WORK TO BE COMPLETED. Where the word "name" occurs in a line of the listing below, copy that line.

** Opening DATA UNDER STUDY block **

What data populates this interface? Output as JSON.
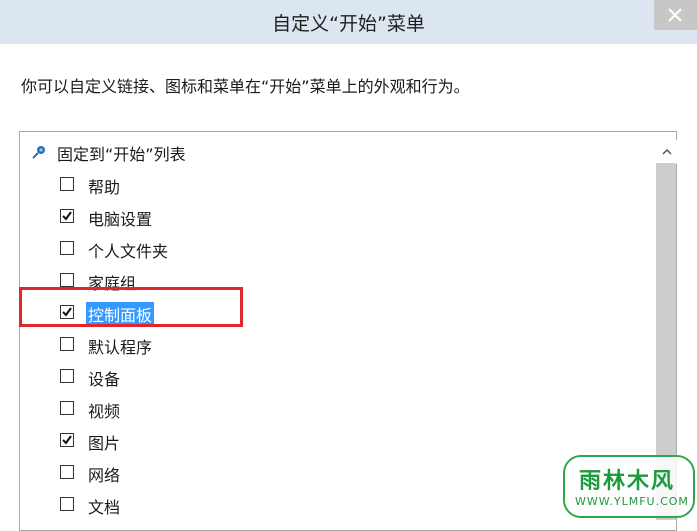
{
  "window": {
    "title": "自定义“开始”菜单"
  },
  "description": "你可以自定义链接、图标和菜单在“开始”菜单上的外观和行为。",
  "list": {
    "group_label": "固定到“开始”列表",
    "items": [
      {
        "label": "帮助",
        "checked": false
      },
      {
        "label": "电脑设置",
        "checked": true
      },
      {
        "label": "个人文件夹",
        "checked": false
      },
      {
        "label": "家庭组",
        "checked": false
      },
      {
        "label": "控制面板",
        "checked": true,
        "selected": true
      },
      {
        "label": "默认程序",
        "checked": false
      },
      {
        "label": "设备",
        "checked": false
      },
      {
        "label": "视频",
        "checked": false
      },
      {
        "label": "图片",
        "checked": true
      },
      {
        "label": "网络",
        "checked": false
      },
      {
        "label": "文档",
        "checked": false
      }
    ]
  },
  "icons": {
    "close": "close-icon",
    "pin": "pin-icon",
    "scroll_up": "chevron-up-icon",
    "check": "checkmark-icon"
  },
  "colors": {
    "titlebar": "#dbe6f1",
    "selection": "#3399ff",
    "highlight_box": "#e0262f",
    "watermark": "#1c9a3e"
  },
  "watermark": {
    "logo_text": "雨林木风",
    "url_text": "WWW.YLMFU.COM"
  }
}
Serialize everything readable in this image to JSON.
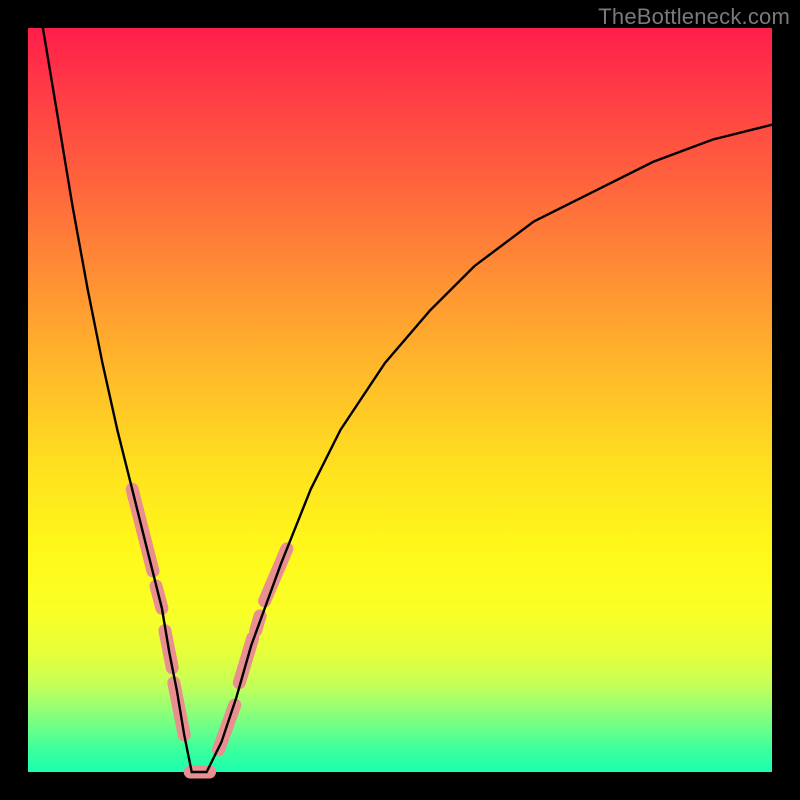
{
  "watermark": "TheBottleneck.com",
  "chart_data": {
    "type": "line",
    "title": "",
    "xlabel": "",
    "ylabel": "",
    "xlim": [
      0,
      100
    ],
    "ylim": [
      0,
      100
    ],
    "grid": false,
    "series": [
      {
        "name": "bottleneck-curve",
        "color": "#000000",
        "x": [
          2,
          4,
          6,
          8,
          10,
          12,
          14,
          16,
          18,
          19,
          20,
          21,
          22,
          24,
          26,
          28,
          30,
          34,
          38,
          42,
          48,
          54,
          60,
          68,
          76,
          84,
          92,
          100
        ],
        "y": [
          100,
          88,
          76,
          65,
          55,
          46,
          38,
          30,
          22,
          16,
          11,
          5,
          0,
          0,
          4,
          10,
          17,
          28,
          38,
          46,
          55,
          62,
          68,
          74,
          78,
          82,
          85,
          87
        ]
      }
    ],
    "markers": [
      {
        "name": "highlight-segments",
        "color": "#e98f8f",
        "stroke_width_px": 13,
        "segments": [
          {
            "x": [
              14.0,
              16.8
            ],
            "y": [
              38,
              27
            ]
          },
          {
            "x": [
              17.2,
              18.0
            ],
            "y": [
              25,
              22
            ]
          },
          {
            "x": [
              18.4,
              19.4
            ],
            "y": [
              19,
              14
            ]
          },
          {
            "x": [
              19.6,
              21.0
            ],
            "y": [
              12,
              5
            ]
          },
          {
            "x": [
              21.8,
              24.4
            ],
            "y": [
              0,
              0
            ]
          },
          {
            "x": [
              25.6,
              27.8
            ],
            "y": [
              3,
              9
            ]
          },
          {
            "x": [
              28.4,
              30.2
            ],
            "y": [
              12,
              18
            ]
          },
          {
            "x": [
              30.6,
              31.2
            ],
            "y": [
              19,
              21
            ]
          },
          {
            "x": [
              31.8,
              34.8
            ],
            "y": [
              23,
              30
            ]
          }
        ]
      }
    ]
  }
}
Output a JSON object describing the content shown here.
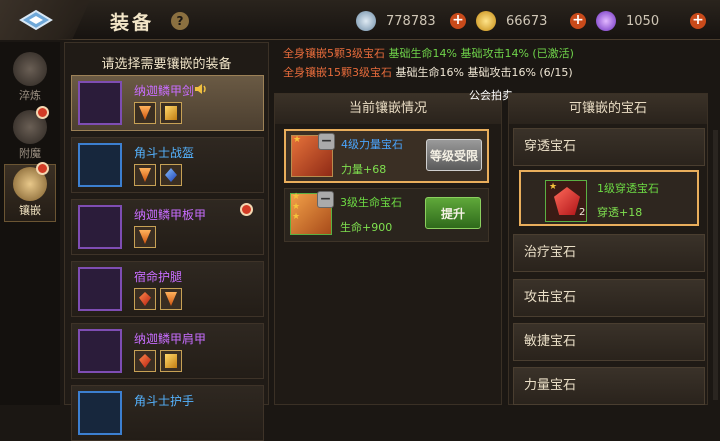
{
  "header": {
    "title": "装备",
    "help": "?",
    "resources": [
      {
        "icon": "silver-coin-icon",
        "value": "778783",
        "color": "#8fb0c8"
      },
      {
        "icon": "gold-coin-icon",
        "value": "66673",
        "color": "#e2b43a"
      },
      {
        "icon": "purple-crystal-icon",
        "value": "1050",
        "color": "#a05ee0"
      }
    ]
  },
  "sidenav": [
    {
      "label": "淬炼",
      "badge": false
    },
    {
      "label": "附魔",
      "badge": true
    },
    {
      "label": "镶嵌",
      "badge": true,
      "active": true
    }
  ],
  "equipment_panel": {
    "header": "请选择需要镶嵌的装备",
    "items": [
      {
        "name": "纳迦鳞甲剑",
        "quality": "purple",
        "gems": [
          "orange",
          "yellow"
        ],
        "selected": true
      },
      {
        "name": "角斗士战盔",
        "quality": "blue",
        "gems": [
          "orange",
          "blue"
        ]
      },
      {
        "name": "纳迦鳞甲板甲",
        "quality": "purple",
        "gems": [
          "orange"
        ],
        "badge": true
      },
      {
        "name": "宿命护腿",
        "quality": "purple",
        "gems": [
          "red",
          "orange"
        ]
      },
      {
        "name": "纳迦鳞甲肩甲",
        "quality": "purple",
        "gems": [
          "red",
          "yellow"
        ]
      },
      {
        "name": "角斗士护手",
        "quality": "blue",
        "gems": []
      }
    ]
  },
  "set_bonus": [
    {
      "cond": "全身镶嵌5颗3级宝石",
      "effect": "基础生命14% 基础攻击14% (已激活)"
    },
    {
      "cond": "全身镶嵌15颗3级宝石",
      "effect": "基础生命16% 基础攻击16% (6/15)"
    }
  ],
  "overlay_text": "公会拍卖",
  "current_panel": {
    "header": "当前镶嵌情况",
    "slots": [
      {
        "name": "4级力量宝石",
        "attr": "力量+68",
        "button": "等级受限",
        "stars": 1
      },
      {
        "name": "3级生命宝石",
        "attr": "生命+900",
        "button": "提升",
        "stars": 3
      }
    ]
  },
  "available_panel": {
    "header": "可镶嵌的宝石",
    "categories": [
      "穿透宝石",
      "治疗宝石",
      "攻击宝石",
      "敏捷宝石",
      "力量宝石"
    ],
    "gem": {
      "name": "1级穿透宝石",
      "attr": "穿透+18",
      "count": "2"
    }
  }
}
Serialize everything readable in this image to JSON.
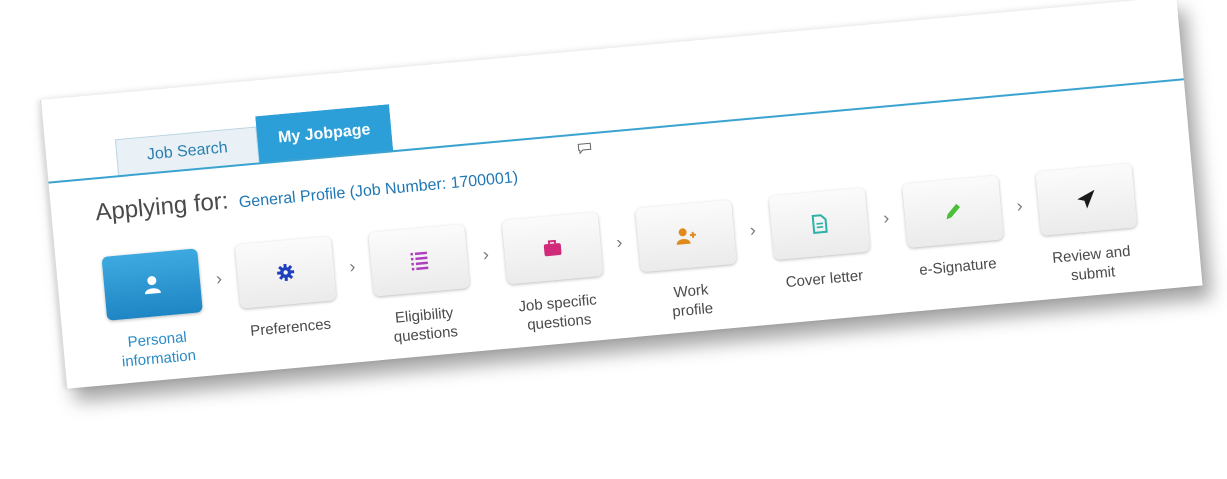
{
  "tabs": [
    {
      "label": "Job Search",
      "active": false
    },
    {
      "label": "My Jobpage",
      "active": true
    }
  ],
  "applying": {
    "label": "Applying for:",
    "link": "General Profile (Job Number: 1700001)"
  },
  "steps": [
    {
      "label": "Personal\ninformation",
      "icon": "person-icon",
      "icon_color": "#ffffff",
      "active": true
    },
    {
      "label": "Preferences",
      "icon": "gear-icon",
      "icon_color": "#1f3fbf",
      "active": false
    },
    {
      "label": "Eligibility\nquestions",
      "icon": "list-icon",
      "icon_color": "#b03fbf",
      "active": false
    },
    {
      "label": "Job specific\nquestions",
      "icon": "briefcase-icon",
      "icon_color": "#d12a7a",
      "active": false
    },
    {
      "label": "Work\nprofile",
      "icon": "add-user-icon",
      "icon_color": "#e08a1e",
      "active": false
    },
    {
      "label": "Cover letter",
      "icon": "document-icon",
      "icon_color": "#2ab3a6",
      "active": false
    },
    {
      "label": "e-Signature",
      "icon": "pencil-icon",
      "icon_color": "#4cbf3a",
      "active": false
    },
    {
      "label": "Review and\nsubmit",
      "icon": "send-icon",
      "icon_color": "#1a1a1a",
      "active": false
    }
  ],
  "separator_glyph": "›",
  "colors": {
    "accent": "#2c9ed8",
    "link": "#1f77b4",
    "text": "#4a4a4a"
  }
}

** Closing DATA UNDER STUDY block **

ANSWER TO THE EXERCISE.
        "name": "bottleneck-curve",
        "name": "highlight-segments",
        "name": "纳迦鳞甲剑",
        "name": "角斗士战盔",
        "name": "纳迦鳞甲板甲",
        "name": "宿命护腿",
        "name": "纳迦鳞甲肩甲",
        "name": "角斗士护手",
        "name": "4级力量宝石",
        "name": "3级生命宝石",
      "name": "1级穿透宝石",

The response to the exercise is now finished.